Print this article
August 18, 2015
Disney in Concert: A Silly Symphony Celebration
Maltin hosts, Fox conducts landmark live-to-picture cartoonfest by Jon Burlingame
ANAHEIM, Calif. - An estimated 4,000 Disney fans got to see six classic Silly Symphony cartoons with live musical accompaniment at the D23 Expo Sunday at the Anaheim Convention Center.
D23 organizers wisely scheduled two identical 70-minute concerts (at 11 a.m. and 2 p.m.) to accommodate the anticipated crowds. Film historian and Disney expert Leonard Maltin hosted both, which featured a 32-piece orchestra conducted by Steven Allen Fox.
The concert opened with an overture in which the music of Mother Goose Goes Hollywood (1938, scored by Edward Plumb) was performed to filmmaker Les Perkins' newly created montage of clips from all 75 Silly Symphony shorts from 1929 to 1939. It was a perfect opener, partly jazzy and partly classical in nature, but with funny, silly sound effects (including bird calls) all brilliantly realized by the top-tier orchestra. Maltin introduced them as "the cream of L.A. studio musicians."
Maltin proved a warm and engaging host, offering historical tidbits and introducing vintage clips of Walt Disney himself (from his long-running TV series) talking about the role and importance of music in the series. Maltin pointed out that Disney's first musical director, Carl W. Stalling – who would later achieve greater fame as composer of hundreds of Warner Bros. cartoons – came up with the idea of Silly Symphonies, where music would be "the driving force of the cartoon."
Just 10 musicians played the score for the first Silly Symphony called Skeleton Dance (1929, scored by Stalling), in which skeletons cavort in a cemetery until dawn. Alexander Rannie, a composer and Disney music expert who restored all these scores for concert performance, said in a pre-concert interview that the original scores (still in Disney's music library) indicated that 10 musicians were likely all Stalling had. Whistles and a wind machine were part of the music-making in this short.
Introducing Flowers and Trees (1932, scored by Bert Lewis and Frank Churchill), Maltin noted that Disney was "a constant innovator... pushing boundaries," and that his use of Technicolor in this short marked the very first time that movie audiences saw three-strip Technicolor on the big screen. (It won an Oscar for best animated short.)

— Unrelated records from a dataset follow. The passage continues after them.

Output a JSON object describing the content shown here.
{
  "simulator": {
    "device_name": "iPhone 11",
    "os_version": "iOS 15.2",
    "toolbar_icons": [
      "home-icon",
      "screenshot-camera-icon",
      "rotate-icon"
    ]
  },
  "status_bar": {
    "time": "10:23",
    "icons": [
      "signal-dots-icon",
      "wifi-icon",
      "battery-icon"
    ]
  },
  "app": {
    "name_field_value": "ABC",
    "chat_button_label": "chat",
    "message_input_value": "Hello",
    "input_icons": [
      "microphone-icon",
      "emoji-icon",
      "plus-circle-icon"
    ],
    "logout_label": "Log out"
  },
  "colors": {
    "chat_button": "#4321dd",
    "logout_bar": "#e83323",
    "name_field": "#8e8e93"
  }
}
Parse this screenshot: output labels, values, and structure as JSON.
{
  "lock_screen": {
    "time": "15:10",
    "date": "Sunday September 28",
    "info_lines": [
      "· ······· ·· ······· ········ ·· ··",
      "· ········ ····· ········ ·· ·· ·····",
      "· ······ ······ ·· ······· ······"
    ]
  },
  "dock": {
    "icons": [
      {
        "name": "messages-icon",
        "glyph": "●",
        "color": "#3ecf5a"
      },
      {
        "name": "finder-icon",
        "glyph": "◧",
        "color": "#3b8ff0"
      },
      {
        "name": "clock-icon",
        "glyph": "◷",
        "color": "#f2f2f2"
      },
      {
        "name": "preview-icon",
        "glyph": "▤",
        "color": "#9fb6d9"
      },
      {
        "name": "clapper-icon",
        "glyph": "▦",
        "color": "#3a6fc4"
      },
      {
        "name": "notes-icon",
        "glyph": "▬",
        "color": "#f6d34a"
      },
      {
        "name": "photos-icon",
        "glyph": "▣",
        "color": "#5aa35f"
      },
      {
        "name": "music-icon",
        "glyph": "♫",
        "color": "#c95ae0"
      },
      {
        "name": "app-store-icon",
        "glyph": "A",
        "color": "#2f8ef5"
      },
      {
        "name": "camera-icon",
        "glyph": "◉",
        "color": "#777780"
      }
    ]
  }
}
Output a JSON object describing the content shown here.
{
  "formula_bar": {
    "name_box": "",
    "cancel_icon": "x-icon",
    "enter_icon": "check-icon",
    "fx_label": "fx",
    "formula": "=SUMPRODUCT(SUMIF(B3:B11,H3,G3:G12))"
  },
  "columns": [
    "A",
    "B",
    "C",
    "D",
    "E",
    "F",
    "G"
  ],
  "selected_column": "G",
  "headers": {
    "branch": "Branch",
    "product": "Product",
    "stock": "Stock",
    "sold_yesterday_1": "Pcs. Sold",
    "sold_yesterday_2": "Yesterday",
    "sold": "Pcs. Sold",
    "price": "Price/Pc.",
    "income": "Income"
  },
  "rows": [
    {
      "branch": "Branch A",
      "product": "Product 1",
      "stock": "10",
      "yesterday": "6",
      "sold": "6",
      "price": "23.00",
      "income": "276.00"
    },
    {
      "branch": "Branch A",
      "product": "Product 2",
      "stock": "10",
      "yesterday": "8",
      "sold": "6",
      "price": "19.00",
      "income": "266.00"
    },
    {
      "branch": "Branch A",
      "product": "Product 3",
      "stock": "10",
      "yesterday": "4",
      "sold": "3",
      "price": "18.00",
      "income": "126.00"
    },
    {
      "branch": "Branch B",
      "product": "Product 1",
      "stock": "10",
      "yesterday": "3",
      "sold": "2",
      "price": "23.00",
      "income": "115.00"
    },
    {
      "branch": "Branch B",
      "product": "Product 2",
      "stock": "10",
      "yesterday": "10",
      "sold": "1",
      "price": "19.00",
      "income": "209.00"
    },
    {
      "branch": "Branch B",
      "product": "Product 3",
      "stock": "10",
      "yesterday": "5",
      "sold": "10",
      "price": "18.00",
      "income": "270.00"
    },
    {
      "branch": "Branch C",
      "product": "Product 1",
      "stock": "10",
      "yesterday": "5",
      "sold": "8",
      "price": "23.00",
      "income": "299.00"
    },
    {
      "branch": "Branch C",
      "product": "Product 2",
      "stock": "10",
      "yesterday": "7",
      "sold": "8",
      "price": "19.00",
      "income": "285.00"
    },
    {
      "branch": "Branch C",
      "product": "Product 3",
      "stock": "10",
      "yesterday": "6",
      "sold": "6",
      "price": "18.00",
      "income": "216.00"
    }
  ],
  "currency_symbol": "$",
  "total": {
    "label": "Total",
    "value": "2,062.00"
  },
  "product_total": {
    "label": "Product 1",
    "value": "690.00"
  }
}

A highlight of the afternoon was The Three Little Pigs (1933, scored by Churchill), with Disney's first big song hit "Who's Afraid of the Big Bad Wolf." Here, the original vocal tracks were drawn from the cartoon but all other sounds were performed by the orchestra – including the Wolf's knocking on the pigs' doors, done on the actual wood prop used for the original recording more than 80 years ago. Maltin introduced this classic with an amusing, black-and-white re-creation (again, from the Disney TV show) of Disney, songwriter Churchill and the animators coming up with the song.
Maltin noted that "Who's Afraid of the Big Bad Wolf" took on a much greater significance than just a cartoon song, as it became "an anthem for people experiencing the effects of the Great Depression... a defiance song" that voiced optimism in the face of very difficult times for Americans.
The clip introducing The Old Mill (1937, scored by Leigh Harline) had Disney himself explaining that this was "an experimental short subject" designed to help animators find solutions to problems involving depictions of nature including rain and lightning, in advance of his first feature-length animated production, Snow White and the Seven Dwarfs. It also marked the first use of the multi-plane camera to "give a dimensional quality, a feeling of space," Disney said.
The Old Mill, which also won an Oscar for best animated short, is a nine-minute masterpiece without any humans or familiar characters. It tells the story of an abandoned windmill inhabited by birds, mice and bats, and what happens one night when a damaging thunderstorm occurs. For this one, the percussion section had a field day, creating sounds of frogs, grasshoppers and fireflies.
The Ugly Ducking (1939, scored by Albert Hay Malotte) offered a heart-warming moment in the concert, but the most exciting moments were saved for last. The concert concluded with Music Land (1935, scored by Harline), another classic that depicted a battle between the "Land of Symphony" and the "Isle of Jazz," a Romeo-and-Juliet tale of a violin and a saxophone who meet and fall in love despite the opposition of their parents from different lands. The orchestra rose to the challenge and earned a standing ovation for their efforts.
Attendees were able to take their musical memories home with them, because premiering for sale at the D23 Expo was The Silly Symphony Collection, a 16-LP box set containing, according to Walt Disney Records, "the complete restored soundtracks from all 75 Silly Symphony shorts," more than eight hours of music in all.
©2015 Jon Burlingame
|Copyright © 2002-18 The Film Music Society, all rights reserved.|